Lack of flexibility has also been cited as one of the top reasons millennials quit their jobs. Lack of flexibility has certainly been one of the top reasons the accounting profession has had difficulty in retaining women leaders. It simply doesn’t work, and it is extremely short sighted when companies use the label “special case” for the working mom as their definition of flexibility.  Everyone wants and needs flexibility, and it is best defined as empowerment to manage their personal and professional lives.  

For me, this isn’t a challenge in understanding. The challenge lies in changing the way we work – with flexibility. 94 percent of CPA firms claim to offer flexibility. Surely, we all like to think we are flexible. But what’s the reality? What are our team members experiencing? If our intentions are good, yet our teams do not experience it, it is not a reality just a good corporate message. Why are we so slow to change and what is the real source of all this pain?

The biggest pain point might be “Seeing is Believing.”  Our beautiful flex policies, unlimited PTO policies, work from anywhere policies aren’t working because people do not see the entire organization adopting, embracing and living these values! This leads to a disconnect (on many levels) and causes slowness adoption and pain. People do not feel empowered when they see leaders manage and track the same success factors as in the past. 

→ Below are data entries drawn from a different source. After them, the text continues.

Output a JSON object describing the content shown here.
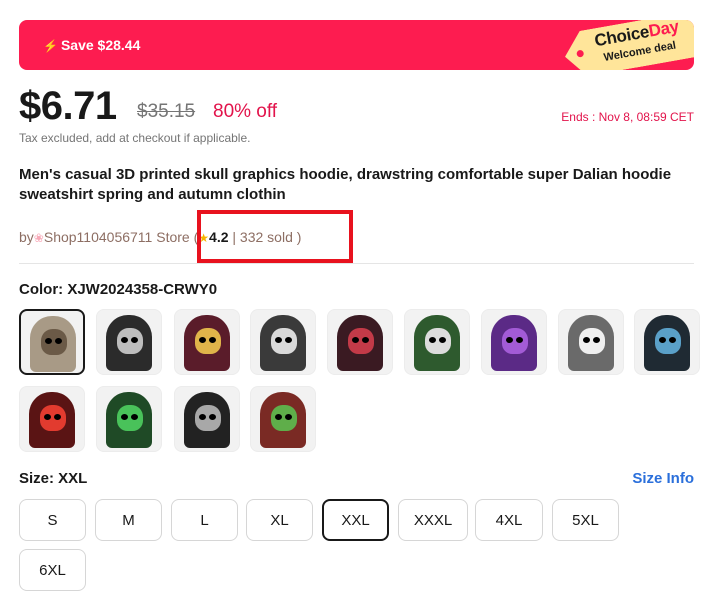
{
  "banner": {
    "save_text": "Save $28.44",
    "tag_choice": "Choice",
    "tag_day": "Day",
    "tag_sub": "Welcome deal"
  },
  "price": {
    "current": "$6.71",
    "original": "$35.15",
    "discount": "80% off",
    "ends": "Ends :  Nov 8, 08:59 CET",
    "tax_note": "Tax excluded, add at checkout if applicable."
  },
  "product": {
    "title": "Men's casual 3D printed skull graphics hoodie, drawstring comfortable super Dalian hoodie sweatshirt spring and autumn clothin"
  },
  "store": {
    "by": "by",
    "name": "Shop1104056711 Store",
    "open_paren": " (",
    "rating": "4.2",
    "separator": " | ",
    "sold": "332 sold )"
  },
  "color": {
    "label": "Color: XJW2024358-CRWY0",
    "selected_index": 0,
    "swatches": [
      {
        "hood": "#a89a86",
        "face": "#6b5a47"
      },
      {
        "hood": "#2b2b2b",
        "face": "#bdbdbd"
      },
      {
        "hood": "#5a1c2a",
        "face": "#e0b44a"
      },
      {
        "hood": "#3a3a3a",
        "face": "#d9d9d9"
      },
      {
        "hood": "#3a1a22",
        "face": "#c23a48"
      },
      {
        "hood": "#2e5a2e",
        "face": "#dcdcdc"
      },
      {
        "hood": "#5b2a86",
        "face": "#a35bd6"
      },
      {
        "hood": "#6a6a6a",
        "face": "#efefef"
      },
      {
        "hood": "#1f2a33",
        "face": "#5aa0c8"
      },
      {
        "hood": "#5a1414",
        "face": "#e23b2f"
      },
      {
        "hood": "#1f4a26",
        "face": "#49c25a"
      },
      {
        "hood": "#222222",
        "face": "#a8a8a8"
      },
      {
        "hood": "#7a2a24",
        "face": "#5fae4a"
      }
    ]
  },
  "size": {
    "label": "Size: XXL",
    "info_link": "Size Info",
    "selected": "XXL",
    "options": [
      "S",
      "M",
      "L",
      "XL",
      "XXL",
      "XXXL",
      "4XL",
      "5XL",
      "6XL"
    ]
  }
}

Client service is another pain point as we fear we will fail our client’s expectations if we do not control the complete access to our team members. This is flawed thinking. Control has little to do with results when we focus on understanding deliverables and outcomes rather than when or where someone might be working. Work location is not the preeminent factor in assuring productivity or increasing individual performance. Commitment, trust and communication are all critical to each team member being empowered to integrate client service, team commitment and personal demands. It’s a discipline we have to learn and mistakes make it very painful. We must lead by giving our team members the “benefit of good intentions.” 

At HORNE, we refer to some of our pain points as “Guilt Vampires.” These Guilt Vampires prevent team members from truly experiencing flexibility in their lives and their careers. While many of these Guilt Vampires are internal, we often experience external Guilt Vampires as well. They appear when we are treated differently or talked about because we choose to experience flexibility. They rear their ugly head when we measure performance on traditional measures like chargeable hours, realization, office time rather than results and deliverables. Guilt Vampires literally suck the life out of a firm’s ability to have an abundant culture of empowered people. Guilt Vampires limit our growth – personally and organizationally.

The last pain point I will mention today is the pain of not having the capacity, bench strength or succession in place to allow team members to work towards solutions that deliver exceptional client service while experiencing exceptional life/career options. For years, we have run our firms on making sure we were as close to 100% utilization as possible. By using utilization as a major performance indicator, we have left our firms short of people and talent to be exceptional. This is made even more painful today as we realize we need more capacity and find ourselves facing a free agency market for talent. 

I think I started this blog about a painful experience and this brings me back to how important it is that we become firms composed of flexible empowered teams.  Can we embrace and live out flexibility within our firms where seeing is believing? After this, Hot Yoga doesn’t seem so intimidating.